The maximum resolution supported by the model mentioned above is 1080p60, although there are some 4K HDMI extender over Cat6/Cat7 cables, but they are obviously more expensive with prices ranging from $100 to $300 on Amazon, and the more expensive model supports HDMI 2.0a up to 4K @ 60 Hz over distance up 70 meters. You’ll also notice a $700 model on that page, but it’s based on a fiber optic connection with a much longer 10 kilometers range.
Since the HDMI extenders work over the network, you can connect multiple displays to a single HDMI extender transmitter using a router/switch and several receivers, which can be any device with Ethernet and HDMI output.
Jean-Luc started CNX Software in 2010 as a part-time endeavor, before quitting his job as a software engineering manager, and starting to write daily news, and reviews full time later in 2011.
This one has the EU and UK plug images wrong, let’s hope they do send the correct ones :p
That one is only the receiver, so unless you somehow already have a transmitter it should not be purchased. Maybe I should remove it from my post, even though I explain this “shortcoming” in the article…
We’ve got some (iirc Anker) HDMI over Ethernet devices at home and they work really well. The boxes at either end are a bit sensitive to power fluctuations (e.g. turning on a big fan on the same plug multiplier causes the signal to drop for a moment) but otherwise the picture’s great and CAT5/6/7 is a lot thinner so easier to route through trunking to get from PC to receiver to projector. Plus so long as the cable’s good enough you can swap out the boxes and transfer other data, e.g. spdif or USB, future versions of HDMI. iirc some… Read more »
The device on Danman blog may be more interesting actually, since it’s actually a network device, while the extenders covered in the post above require their own “network” of cables.
Hi CNX We used many of those in planes connecting bulkhead monitors to blueray players.

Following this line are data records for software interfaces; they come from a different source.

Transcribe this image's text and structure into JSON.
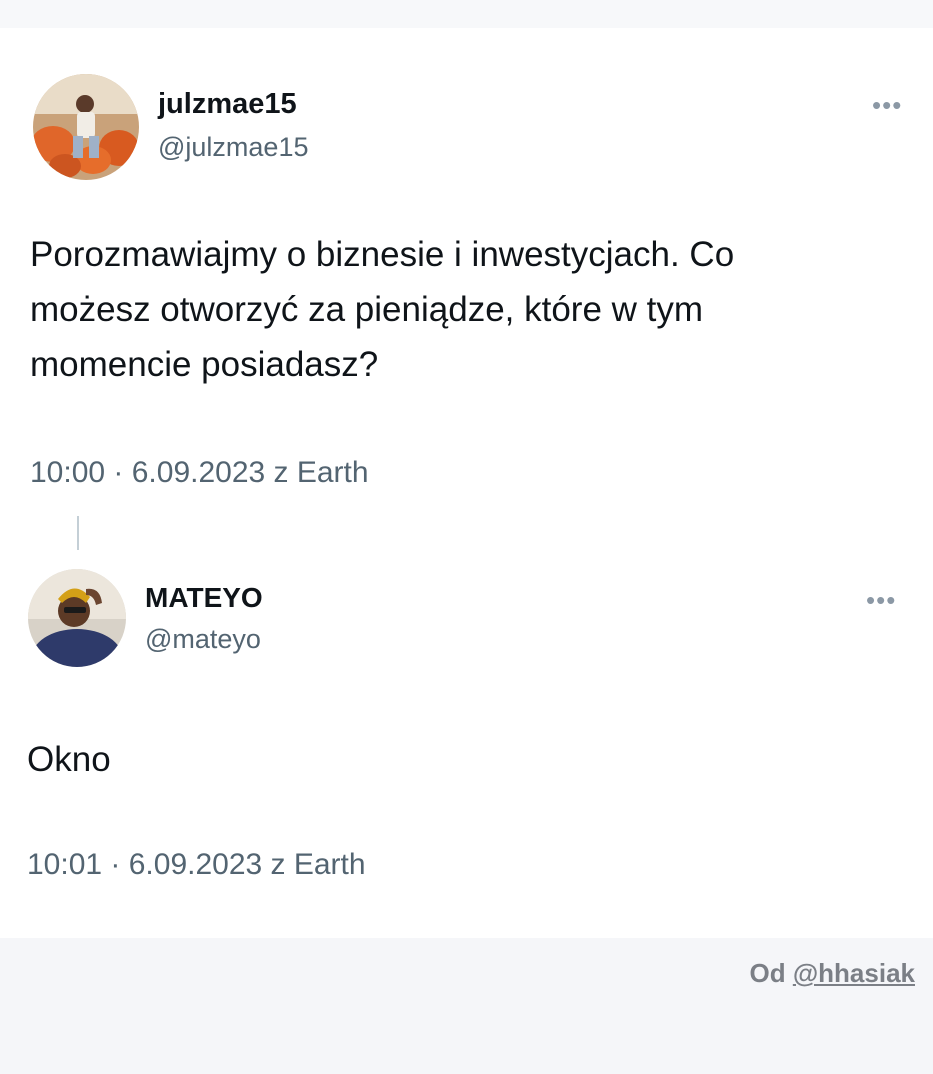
{
  "tweet1": {
    "display_name": "julzmae15",
    "handle": "@julzmae15",
    "text_lines": [
      "Porozmawiajmy o biznesie i inwestycjach. Co",
      "możesz otworzyć za pieniądze, które w tym",
      "momencie posiadasz?"
    ],
    "timestamp": "10:00 · 6.09.2023 z Earth",
    "more_label": "•••"
  },
  "tweet2": {
    "display_name": "MATEYO",
    "handle": "@mateyo",
    "text": "Okno",
    "timestamp": "10:01 · 6.09.2023 z Earth",
    "more_label": "•••"
  },
  "credit": {
    "prefix": "Od ",
    "user": "@hhasiak"
  }
}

Its an easy retrofit solution. But those areusually not ethernet devices, but only use ethernet type cabling and connectors. I also doubt your statement about connecting several units via switches. As far as we found out (trade secrets you know ) they just take the bits from hdmi and throw them onto a cat6. Thats why those boxes could cope with hdcp, without any kind of certification 😉 the better ones could also fake an edid. Quite handy in case your screen is not always… Read more »
Low-res VGA maybe. But HDMI is 4 Gbit/s – 38 Gbit/s. No way to transport that over Ethernet without video compression, so it must decode HDCP (1.4) first.
Check out the reverse-engineering article above. Or better the one about the newer device: https://blog.danman.eu/new-version-of-lenkeng-hdmi-over-ip-extender-lkv373a/
> “The HDMI to Ethernet extenders appears to work the same way” Not sure they all work the same way : some models seem to only be pure connectivity passive splitter (e.g. split 1 ethernet cable to 2 eth cables in order to use 16 wires, and of course this is not regular eth/IP frames) while some others such as the one you show seem to include some kind of encoder/compressor and send it over regular ethernet/IP (and therefore you may put it on your LAN)… and some people have even used it to implement cheap HDMI capture ! https://blog.benjojo.co.uk/post/cheap-hdmi-capture-for-linux… Read more »
You’re right. Reading more about the model from Benjojo on eBay, it looks it supports both modes: direct data transfer over Cat5/Cat6 or transfer over IP networks.
I have CCTV DVR with only VGA O/P. I have to extend the signal and also, I want an HDMI O/P.
Would I need 1 VGA to LAN converter and 1 LAN to HDMI converter
1 VGA to LAN converter and 1 LAN to VGA converter and 1 VGA to HMDI converter??
I’ve never used those, but as I understand it, you’d need a kit with VGA to LAN transmitter and LAN to VGA receiver connected to a VGA to HDMI converter.